    Next, take a high-level look at the list.  First, notice any similarities.  Are there some items that can be grouped together into a category?  For example, if you have “learn to meditate,” “take a regular yoga class,” “journal daily,” and “listen to a daily self-improvement podcast on your list,” you could list each of these items under one header such as “Personal Self Care.”  Try to create three to five broad categories so that each task has a larger category it belongs to. Write the category name, then list each of the items that belong to the category under the header. TIP: Most frequently used categories include self care, work/career/purpose, family/spouse/romance, finances/money, health, self improvement, fun/recreation, and physical environment (i.e. home).

  3. Consider dependencies.

     Once you’ve finished your categories, it’s time to consider dependencies.  These are items that depend upon one another in order to be completed. For example, if you have “eat less pre-packaged and fast food” as well as “learn to make zucchini noodles” on your list, you might feel that eating less pre-packaged and fast food is dependent upon you learning new cooking techniques…such as making zucchini noodles.  Consider any dependencies for the items on your list and write them down in a column to the right of the corresponding item.  TIP: Common dependencies include time, money, skills, and personal permission (giving yourself the permission to make this a priority).

  4. Assign support to complete the tasks.

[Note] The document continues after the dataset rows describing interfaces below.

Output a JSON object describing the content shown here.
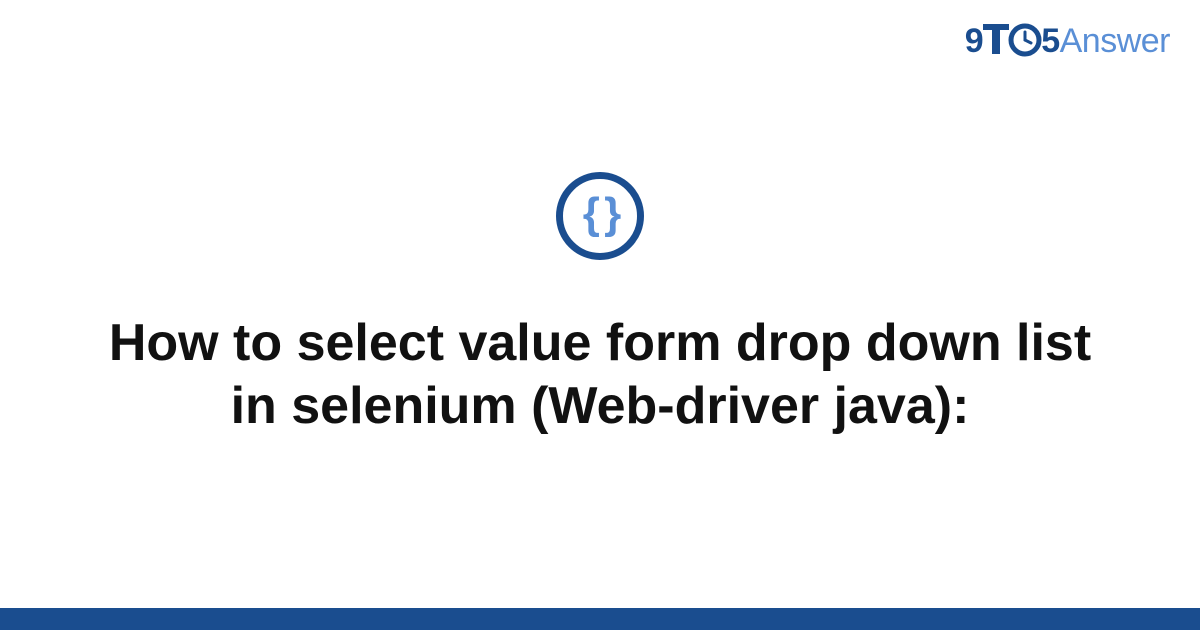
{
  "brand": {
    "nine": "9",
    "five": "5",
    "answer": "Answer"
  },
  "badge": {
    "glyph": "{ }",
    "icon_name": "curly-braces-icon"
  },
  "article": {
    "title": "How to select value form drop down list in selenium (Web-driver java):"
  },
  "colors": {
    "primary_dark": "#1a4d8f",
    "primary_light": "#5a8fd6",
    "text": "#111111",
    "background": "#ffffff"
  }
}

     Now that you’ve considered your dependencies, it’s important to think of a strategy to manage them.  This might be a person reminding you of your commitment, finances to get started, or learning new skills.  Create a new column labeled “support” to the right of each item, and fill in the strategy or support for managing the dependencies. TIP: Outsourcing or delegating can be a helpful support mechanism.  For example, to make more time for tasks, the support you need might be someone to clean your house periodically or a personal chef to help you make healthier meals while you are still learning.

  5. Determine a timeline.  

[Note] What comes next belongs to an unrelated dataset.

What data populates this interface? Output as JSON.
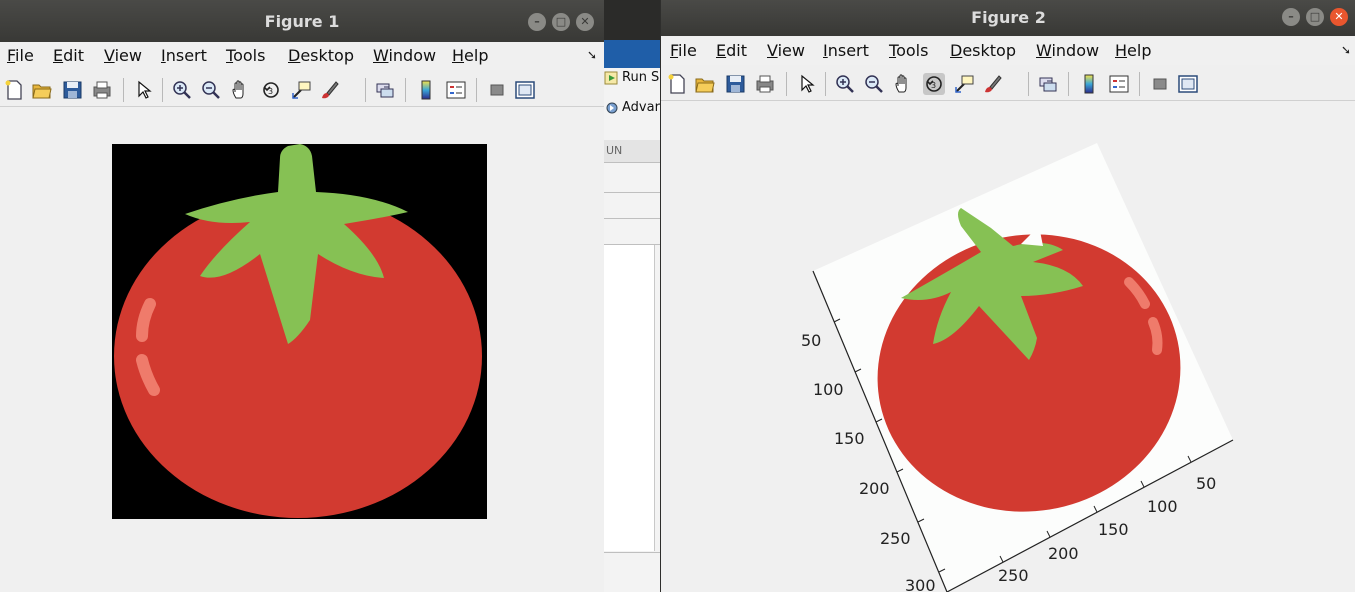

    Now it’s time to add your final column: timeline.  The most important thing here is not to pick too many items to complete at one time…or you’ll be right back where you started.  When I work with clients, we pick two to three overarching goals per three month period. In this instance, you would pick two to three of your larger categories to work on for the next three months.  Then, determine which of the smaller tasks in each category you’ll complete in order.  Assign a date to have each item completed. When you are doing this, you might notice that some of your items need to be broken down into smaller tasks to make them manageable. TIP: This step can be really helpful in calming your overwhelm.  If you’d like to learn more about how designating a timeline can reduce stress, check out my blog on “creating a when to do list.”

Support is Key

Now that you’ve organized your ambition into a manageable plan and set a timeline to complete your goals, make sure to share them with someone.  Telling someone about your plans will make you more likely to complete them. 

Want more tips on achieving your goals? 

Join my Facebook group for women where I share free tips to be healthy, feel happy, and live well.  Plus – you’ll have the support of others who are striving to do the same!